Although I didn’t have a lot time to explore Hanoi, still I decided to get away from the city and head towards the mountains. On Sapa O’Chau’s website, I saw that they organise trips to weekly markets of the ethnic minorities so I signed up to visit the Lung Khau Nhin market, the only one available on the day I arrived (Thursday) at Lao Cai (pronounced as Lao Gai) province.
From what I researched and understand from my guide, a lady from the Black H’mong (pronounced as Mong) tribe called CO (pronounced as Ger), who by the way speaks brilliant English, there is one market on each day of the week, well almost. Below is a summary of some of the bigger markets:
Sunday – Bac Ha Market (most famous and biggest)
Monday – Phong Hai Market
Tuesday – Coc Ly Market
Wednesday – Cao Son Market
Thursday – Lung Khau Nhin Market
Saturday – Can Cau Market
I arrived in Sapa on the overnight train from Hanoi and took a 1.5 hours’ drive to the Lung Khau Nhin market after having some breakfast. Since the market is in a remote region, we drove past some stunning landscapes along the way.
For those who are prone to motion sickness, beware! The road can get pretty windy at some point because… it’s the mountains!
As we got nearer to our destination we saw people walking towards the market, some with the signature bamboo baskets the ethnic minorities carry on their back (to put their shopping and umbrellas). I understand that some of them ride their motorbikes to the market while others will walk for about an hour to get there!
Lung Khau Nhin market is a relatively small and simple market for about 5 tribes of the ethnic minorities living nearby, including the Flower H’mong, Black Dao (pronounced as zao) and three others which I only managed to get the pronunciations of. It is probably just about 50 metres long with little stalls and people selling almost everything; fresh vegetables, fruits, meat, soup, wok, mobile phones, tobacco, seedlings for plants, clothes, shoes, bags, daily necessities like shampoo, soap, etc. There are even stalls selling little gadgets from China like radios, headlamps, toys, etc. like a stall in Singapore’s pasar malam (night market).
There was even a man squatting at the start of the market selling his piggy.
CO tried to point out the different tribes to me by what they wear; they looked somewhat similar if you ask me.
As we were just strolling through the market, a lady carrying a bucket started talking to CO and I was later told that she was selling sticky rice.
“Do you want to try?” CO asked. I think she then tried to ask the lady whether I could just pinch a little but I guess the negotiation failed. In the end, I got this whole lot for 5,000 VND (about US$0.25). I didn’t mind paying for it but it was A LOT of sticky rice!
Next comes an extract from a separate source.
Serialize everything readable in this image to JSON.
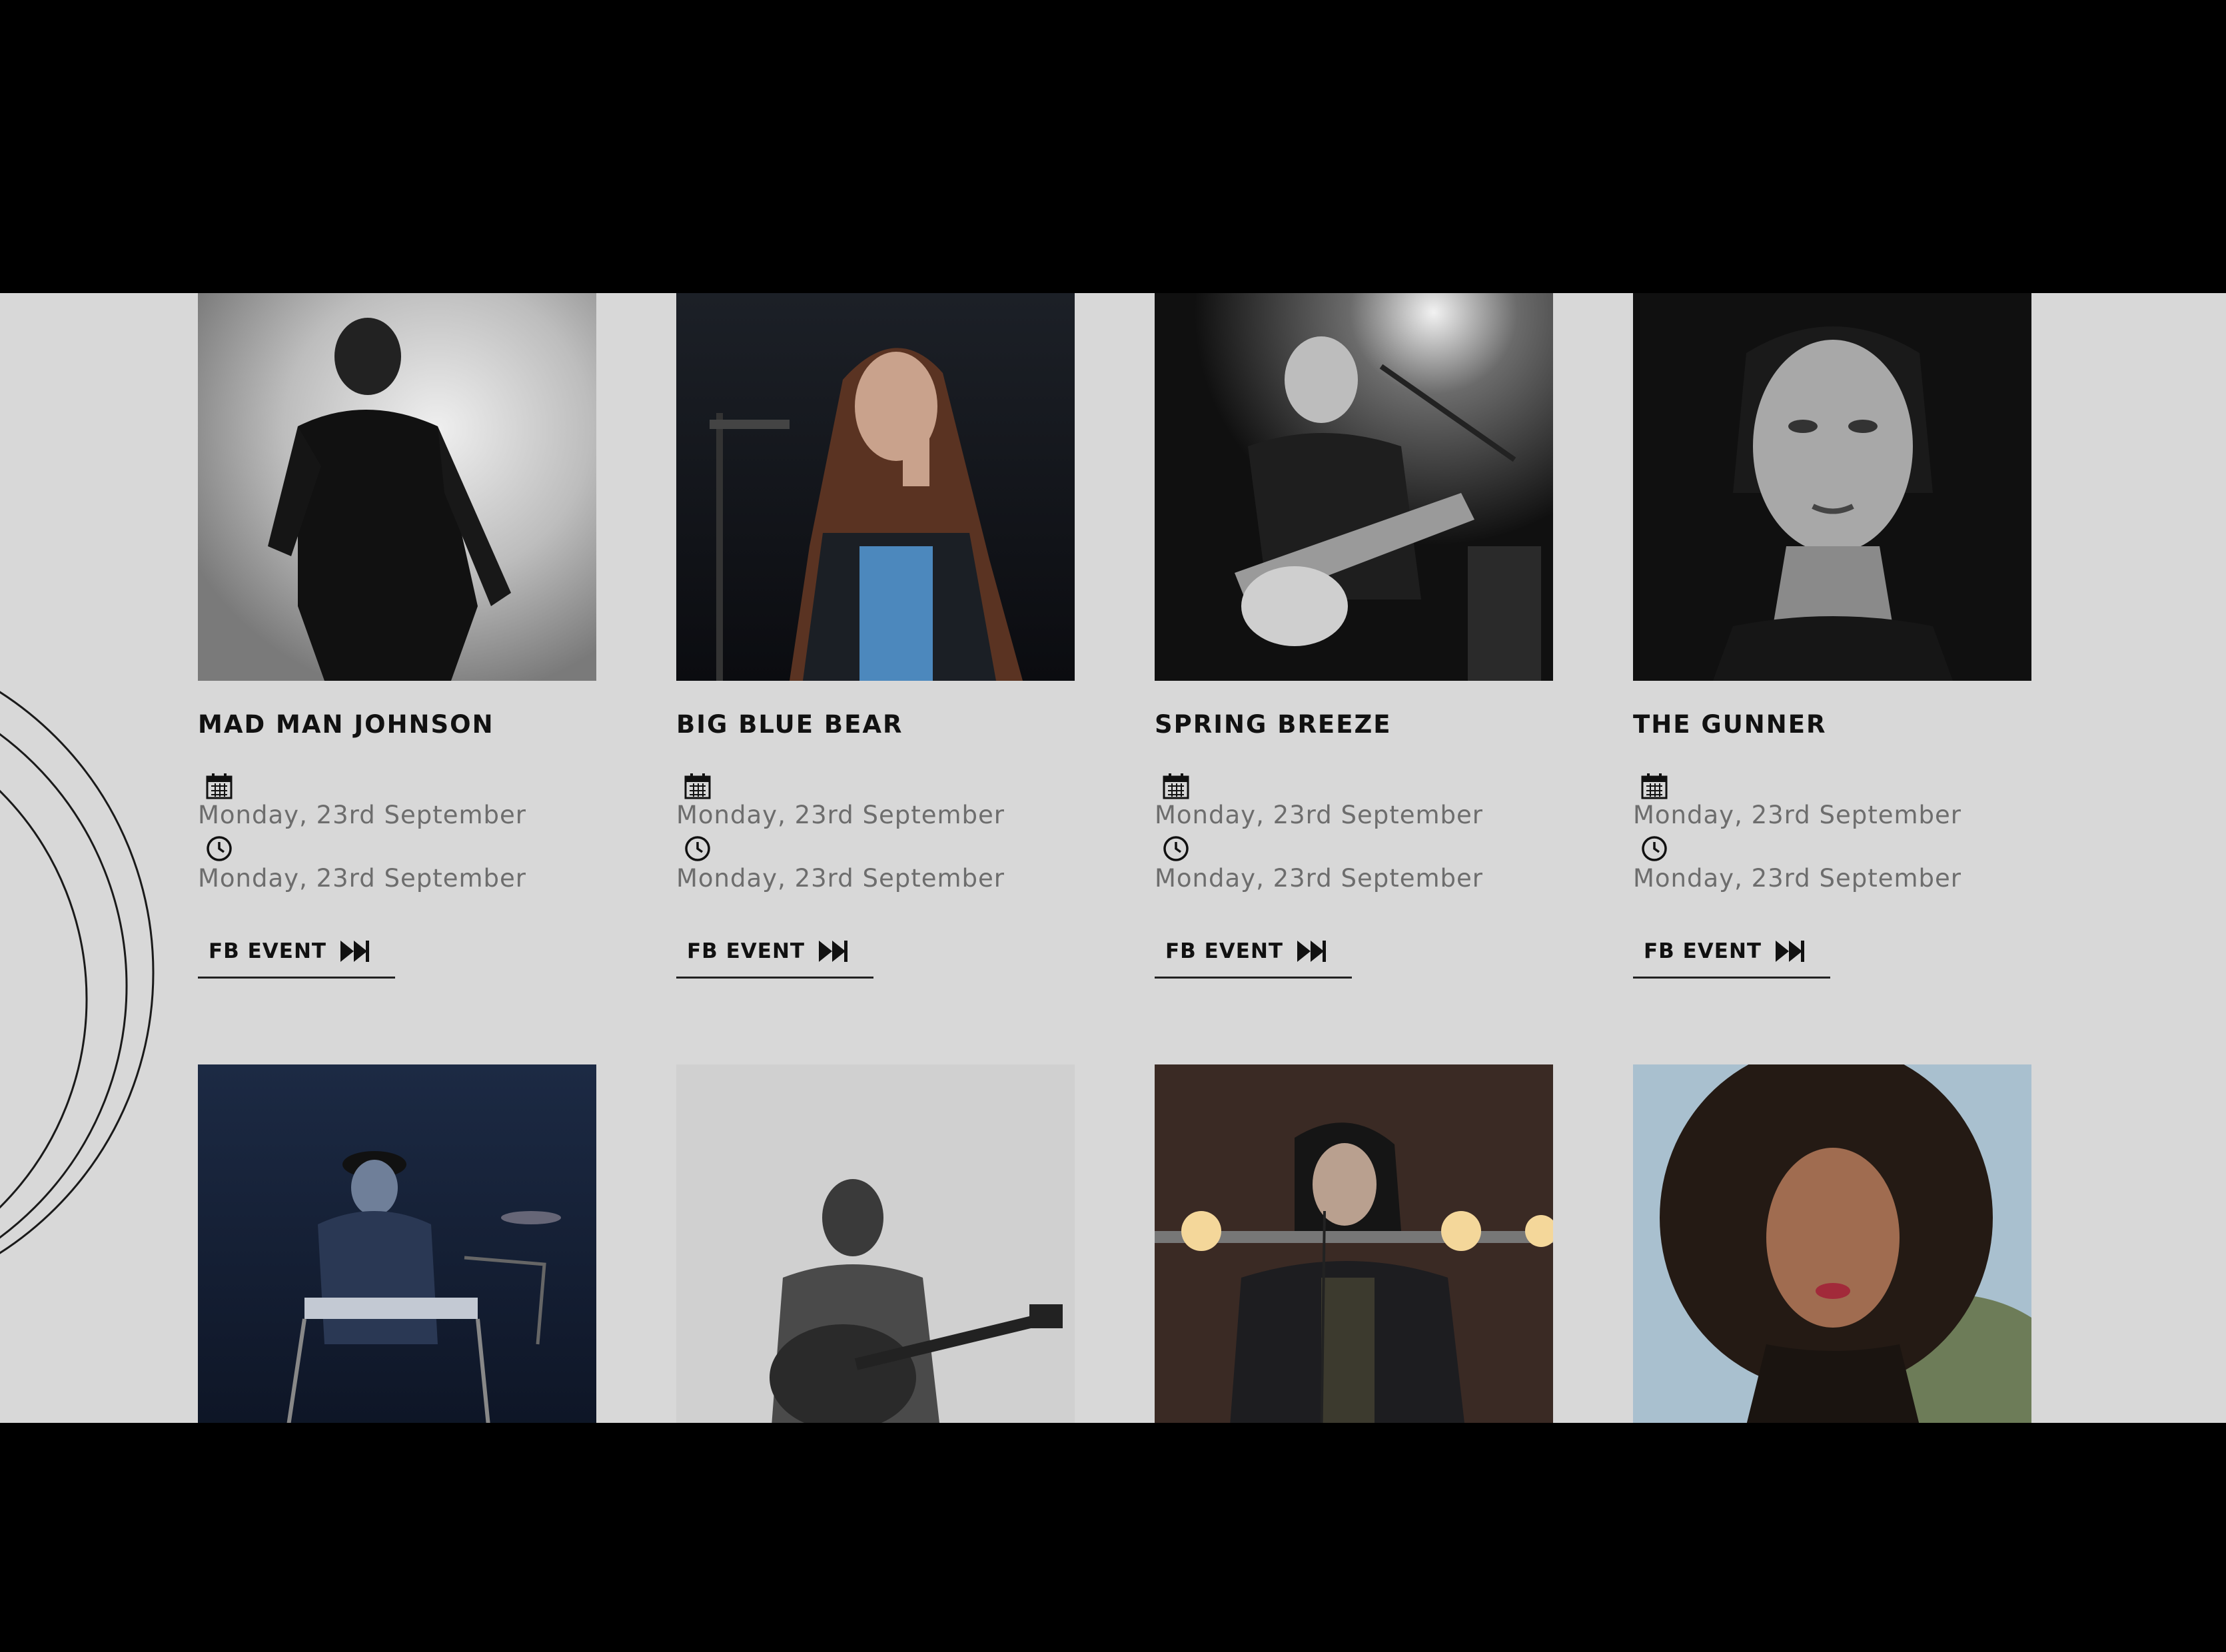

I actually gave some to the kids running around the market – build rapport *wink*!
At first I tried some without the peanut and it tasted bland, just rice, VERY sticky rice. But after CO told me to eat with the peanut, it tasted better.
I asked the lady selling the sticky rice if I could take a picture of her (with CO translating of course). I think she was a bit shy but agreed. Just when I held up my camera, her friend (I think) with her child quickly jumped in for the shot.
Other than shopping, some ethnic minorities also come here for their meals. A small section of the market was demarcated for the food stalls, which I understand works on a first-come-first-serve basis for the hawkers. Come early to “chope” the space and cook away!
Just across the road from the market, there are boys and men playing pool which apparently is quite popular among the ethnic minority youngsters. The girls are not allowed to play with the boys because they are required to be (or appear to be) hardworking and demure – still a very conservative society you see.
The weekly markets also provide opportunities for the young and single men and women (or boys and girls since they usually are only in their teens) to meet, socialise and get to know their future partners.
You see, the weekly markets are not only important because they allow the residents nearby (even if they need to walk for 1 hour to get there) to do their shopping for daily necessities and socialising, they are also revenue-generating events for them, once a week. I can imagine how excited they are or they can be to have the opportunity to do something other than working in the fields all day long 7 days a week. It will definitely be something I look forward to if I were them.
If anyone is going to Sapa or Lao Cai, I recommend visiting one of the markets. Lung Khau Nhin market is not a very popular market for tourists but that suits me just fine. I was one of the few (5 I think) tourists in the whole place which was fantastic!
Have you been to any ethnic minority markets? Did you like them? Click here to check out my one-night stay at an Ethnic Minority’s home.